Casemate Bremmelbach Sud: Single casemate with on JM/Ac37 embrasure, one JM embrasure and one GFM cloche.
The two casemates are linked by an underground gallery.
The 1940 manning of the ouvrage under the command of Lieutenant Colonel Miconnet comprised 1022 men and 41 officers of the 22nd Fortress Infantry Regiment and the 156th Position Artillery Regiment. The units were under the umbrella of the 5th Army, Army Group 2. Interval troops covering the areas between and outside the fortifications were assigned to the 16th and 70th Infantry Divisions, 12th Corps. The nearby Casernement de Drachenbronn provided peacetime above-ground barracks and support services to Hochwald and other positions in the area.See Fortified Sector of Haguenau for a broader discussion of the Haguenau sector of the Maginot Line.
Hochwald was one of the most active ouvrages during the Phoney War of 1939-1940. On 8–9 October 1939, Hochwald fired in support of French patrols, revealing deficiencies in gun mounts and ammunition. In November the ouvrage fired on German minelayers. During the Battle of France in June 1940, Hochwald remained unmolested until 16 June, when it fired on Germans moving toward Lembach and received artillery fire and Stuka attacks in return. Attacks came again on the 20th, and Hochwald fired in support of Lembach. More aerial attacks followed on the 22nd.
In 1944, the retreating Germans blew up blocks 1, 3 6 and 16, and all three entrance blocks, as well as all turrets. In 1944 Hochwald (renamed Werk Hochwald) was used as an underground factory.
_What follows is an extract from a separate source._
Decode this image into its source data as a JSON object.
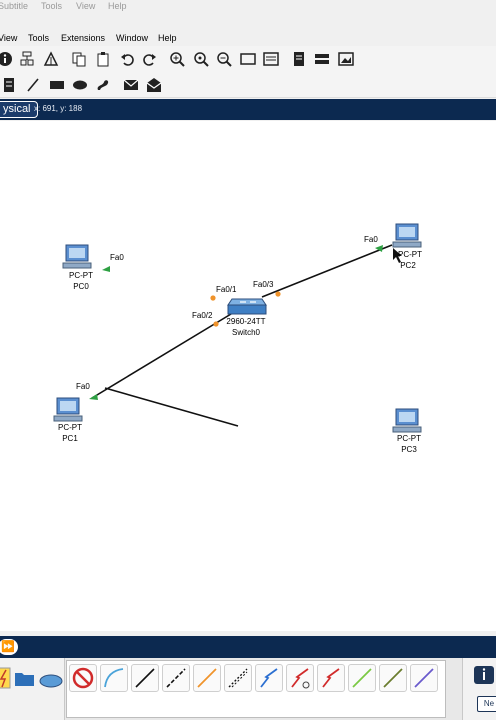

With the formation of NATO, French interest in a renewed fortification system against a Warsaw Pact invasion caused the renovation of most of the larger Maginot fortifications by the 1950s. Hochwald joined Schoenenbourg, Four-à-Chaux and Lembach in a system called the Môle de Haguenau, with work at Hochwald proceeding in 1952 to repair the war damage. However, in 1956, Hochwald was transferred to the French Air Force for use as an air defense command center. New underground galleries were built in the rear (i.e., near the entrance blocks), and were even provided with an internal machine gun port. The facility was briefly known as Ouvrage H before its designation as Base Aérienne 901 Drachenbronn.
Hochwald is part of the French Air Force's Drachenbronn Air Base, and is used as a hardened command center. It is closed to the public except for the Pierre Jost Museum, which is open on days of national remembrance. Another Maginot ouvrage, Mont Agel of the Alpine Line, performs a similar function in southeastern France.